When buying a trampoline, one of the main features you'll focus on is the quality of the bounce, and perhaps the most defining factor of this result can be attributed to the quality of springs that come along with your trampoline. Just to clarify, there are other factors that can influence the quality of bounce such as the shape of the trampoline, jump mat materials, and even whether or not the trampoline is on even ground.
In this article, we'll not only look to answer the question "What are trampoline springs made of?", but we'll also look at the different types of spring systems commonly found on modern-day trampolines, the benefits of each system, and, of course, their construction.
Types of Trampoline Springs
Firstly, it's important to understand that there are two different types of spring system that are commonly used on trampolines today, and these are as follows:

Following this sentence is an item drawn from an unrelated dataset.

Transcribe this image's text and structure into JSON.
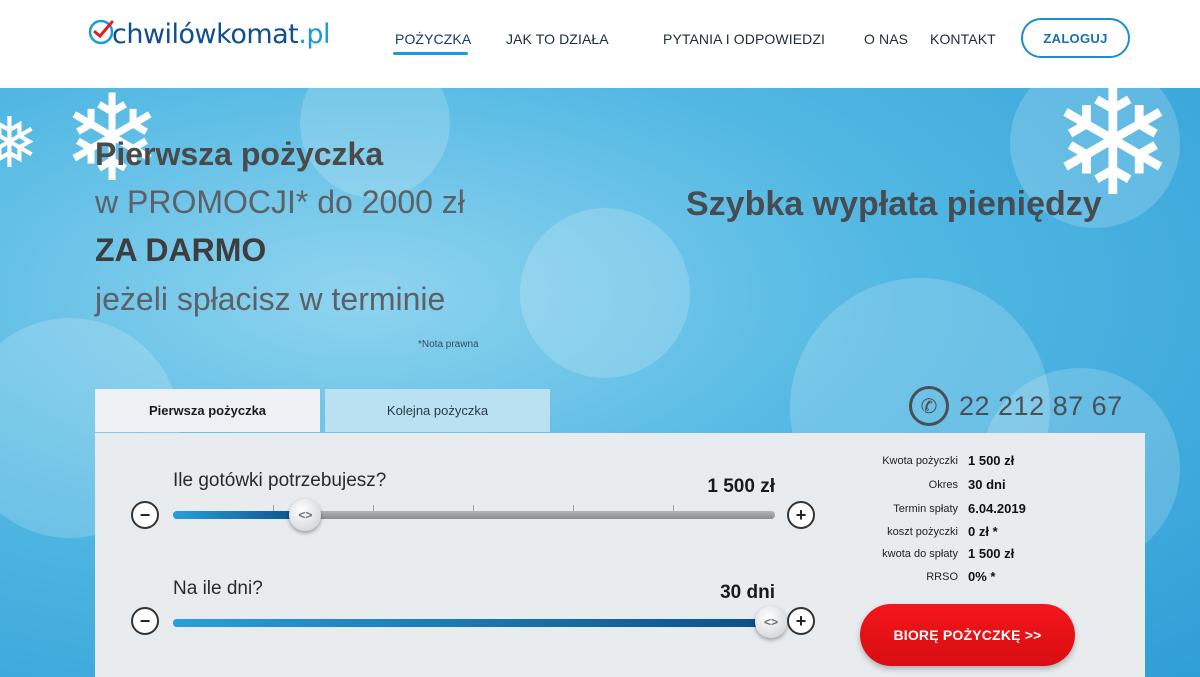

Metal springs are by far the most conventional spring system when it comes to trampolines. They are mainly favored for their durability and length of life as they are, more often than not, constructed from steel. This allows them to put up with heavy use and even allows for a higher maximum load weight.
With the vast majority of outdoor trampolines using metal springs, it's important to make sure that they are galvanized. This is the process of covering the spring in a protective zinc layer; this will significantly reduce the rate at which your springs begin to encounter rust and will typically last decades. Most springs will specify if they are galvanized or not so keep an eye out for this.
- Springs are all individually attached to the frame, so if one breaks, it is easily removed and then replaced.
- Metal springs are extremely durable and can last through years of use before replacements need to be considered.
- The metal is inherently UV resistant, preventing any damage to them in sunny climates.
- Metal springs can be wound to a higher tension than elastic springs creating an all-around superior and more consistent bounce.
There are two different types of elastic spring system currently available, and they are bungee cords and tension bands. Both are made from a synthetic elastic, but tension bands are straps that are around two inches thick, whereas bungee cords are elasticated ropes. In regard to performance, they both deliver extremely similar results, and both operate at a quieter level than their metal spring counterparts.
- These are safer as users no longer need to worry about getting their feet or legs caught between a metal spring and the trampoline frame.
- Significantly quieter use which allows the trampolines to be used indoors without disturbing those nearby.
- These are typically cheaper to replace when compared to metal springs.
- Elastic springs are impervious to rust, so they don't require regular cleaning or treatment.
When you own a trampoline, it is just a matter of time until you have to replace a spring whether it be metal or elastic. Hence, you should get used to how the spring system operates and how to remove and reattach springs without difficulty.
1. The Number of Springs
As a rule of the thumb, the more springs you have and the longer the springs are, the more bounce is created by the jumper. This principle follows Newton's Third Law of Physics in that "every action has an equal and opposite reaction." This states that the force used to extend the spring is proportional to the length of the extension, so increasing the number and length of springs deliver a greater bounce.
2. Shape of Springs
There are really two types of springs that you'll come across when looking at trampolines, non-tapered or dual-tapered. While dual-tapered springs are typically more expensive than their non-tapered counterparts, they do deliver higher performance. This is due to them offering a great deal more lateral stability, meaning, less shaking and a smoother stretch.
3. Correctly Assembling Springs
Making sure that your trampoline springs are correctly aligned and fastened is extremely important that is why below, we've created a brief step-by-step guide to get you through it as efficiently as possible.
- Spread the jump mat out and center with the frame opening.
- Insert a spring, hook side down, into the trampolines spring loops and connect the other end to the frame.
- Repeat step number two but on the opposite side of the jump mat
You'll essentially want to make sure you're always attaching opposite springs as you work your way around the jump mat.
So, to answer the question "What are trampoline springs made of?", there are a variety of spring types available and each of which offers unique benefits to the user. Thus, take some time to decide on what type of trampoline best suits your needs as this will more than likely decide on the type of springs that you'll be using.